According to David Manning, a former British ambassador to the US, “this is the first time since the (1962) Cuba missile crisis that anyone has threatened the use of nuclear weapons as a war-fighting method”.
What Sir David means is that until now, nuclear weapons were supposed to be a deterrent, not an actual tool. The Mutually Assured Destruction (MAD) doctrine, a term coined by strategist Donald Brennan in 1962, assumed that no one would ever be so irrational (or mad) as to employ nuclear weapons to fight a war. After all, to do so would mean self-annihilation, along with the annihilation of rivals and the world.
So, are we really on the point of Armageddon? Three interlocutors – all professional working mothers with young children – recently suggested they were subsumed by a jangling, screaming fear of nuclear extinction. For one, the fear manifest itself as insomnia. For the others, it took the form of don’t-speakism of various sorts.
Just how real is the threat they worry about? What kind of nuclear threat might be in the offing?
Gideon Rachman, chief foreign affairs columnist for the Financial Times, recently reported a conversation with Lawrence Freedman, emeritus professor of War Studies at King’s College London. The professor inclined to the view that Mr Putin was simply using his nuclear weapons to frighten the West.
This contrasted with the opinion Mr Rachman elicited from Jeremy Shapiro, who once worked at the US State Department with Jake Sullivan, now President Joe Biden’s national security adviser. Mr Shapiro said Russia has a lot of tactical or battlefield nuclear weapons and Russian military doctrine plans for these to be used as part of a war-fighting strategy. Mr Rachman writes: “Jeremy does not think it likely that Russia would use these weapons on Ukrainian soil. The scenario he floats is that Russia might use them to attack a concentration of Nato troops in Poland or the Baltic states — believing that these forces might be about to attack Russia.”
Mr Shapiro, he said, has previously written: “Nikolai Patrushev, a close adviser of Putin, said in 2009 that Russia might launch a pre-emptive nuclear strike ‘to repel an aggression with the use of conventional weapons not only in a large-scale [war] but also in a regional and even local war.’”
What this suggests is a deliberate go-nuclear strategy – a kind of back-pocket plan. More to the point, it indicates a paranoia on the part of Mr Putin, one that overrules the MAD doctrine of mutually assured destruction. If so, the paranoia would outweigh any rational sense that nuclear weapons are a bad idea for our species and our planet.

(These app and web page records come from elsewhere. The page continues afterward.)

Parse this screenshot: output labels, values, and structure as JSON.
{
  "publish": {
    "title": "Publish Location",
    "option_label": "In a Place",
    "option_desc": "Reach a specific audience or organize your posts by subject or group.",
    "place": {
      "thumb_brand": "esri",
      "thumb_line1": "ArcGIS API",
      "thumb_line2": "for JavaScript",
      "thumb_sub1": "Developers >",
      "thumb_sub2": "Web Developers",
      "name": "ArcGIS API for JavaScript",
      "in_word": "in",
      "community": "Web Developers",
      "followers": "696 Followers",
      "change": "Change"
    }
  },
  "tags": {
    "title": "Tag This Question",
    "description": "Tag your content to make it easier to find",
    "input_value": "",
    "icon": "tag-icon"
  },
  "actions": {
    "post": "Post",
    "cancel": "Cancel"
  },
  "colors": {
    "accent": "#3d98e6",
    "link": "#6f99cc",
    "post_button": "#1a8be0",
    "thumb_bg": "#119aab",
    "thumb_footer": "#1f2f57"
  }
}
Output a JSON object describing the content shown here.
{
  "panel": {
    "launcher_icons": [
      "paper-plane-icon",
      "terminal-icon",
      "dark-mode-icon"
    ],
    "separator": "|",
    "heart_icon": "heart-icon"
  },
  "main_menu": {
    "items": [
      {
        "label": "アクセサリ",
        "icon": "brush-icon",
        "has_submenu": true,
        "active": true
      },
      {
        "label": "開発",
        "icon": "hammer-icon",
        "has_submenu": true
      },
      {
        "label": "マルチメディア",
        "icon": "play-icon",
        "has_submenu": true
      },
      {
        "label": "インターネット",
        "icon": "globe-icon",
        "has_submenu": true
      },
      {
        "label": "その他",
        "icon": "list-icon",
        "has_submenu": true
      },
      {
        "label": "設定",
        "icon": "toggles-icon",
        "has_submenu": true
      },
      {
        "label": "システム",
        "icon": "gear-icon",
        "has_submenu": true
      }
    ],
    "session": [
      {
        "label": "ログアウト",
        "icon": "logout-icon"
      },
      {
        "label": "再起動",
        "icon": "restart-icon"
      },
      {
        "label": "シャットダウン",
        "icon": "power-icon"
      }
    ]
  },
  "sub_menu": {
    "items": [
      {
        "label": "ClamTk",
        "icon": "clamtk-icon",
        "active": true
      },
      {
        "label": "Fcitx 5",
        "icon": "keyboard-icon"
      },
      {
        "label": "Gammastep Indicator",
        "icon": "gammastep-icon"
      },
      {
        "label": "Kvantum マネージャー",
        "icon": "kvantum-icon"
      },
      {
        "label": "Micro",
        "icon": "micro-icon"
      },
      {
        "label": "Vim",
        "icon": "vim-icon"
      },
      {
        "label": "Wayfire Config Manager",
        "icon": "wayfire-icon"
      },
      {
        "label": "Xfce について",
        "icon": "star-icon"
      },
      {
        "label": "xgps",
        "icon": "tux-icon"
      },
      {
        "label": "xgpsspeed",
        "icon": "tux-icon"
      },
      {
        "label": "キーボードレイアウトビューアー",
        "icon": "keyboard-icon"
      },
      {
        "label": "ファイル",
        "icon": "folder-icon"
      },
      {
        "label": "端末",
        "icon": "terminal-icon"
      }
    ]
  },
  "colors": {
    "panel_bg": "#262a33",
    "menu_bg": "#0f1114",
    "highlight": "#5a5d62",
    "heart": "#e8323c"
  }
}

But Mr Putin’s current state of mind is an unknown unknown. We can’t presume anything one way or the other.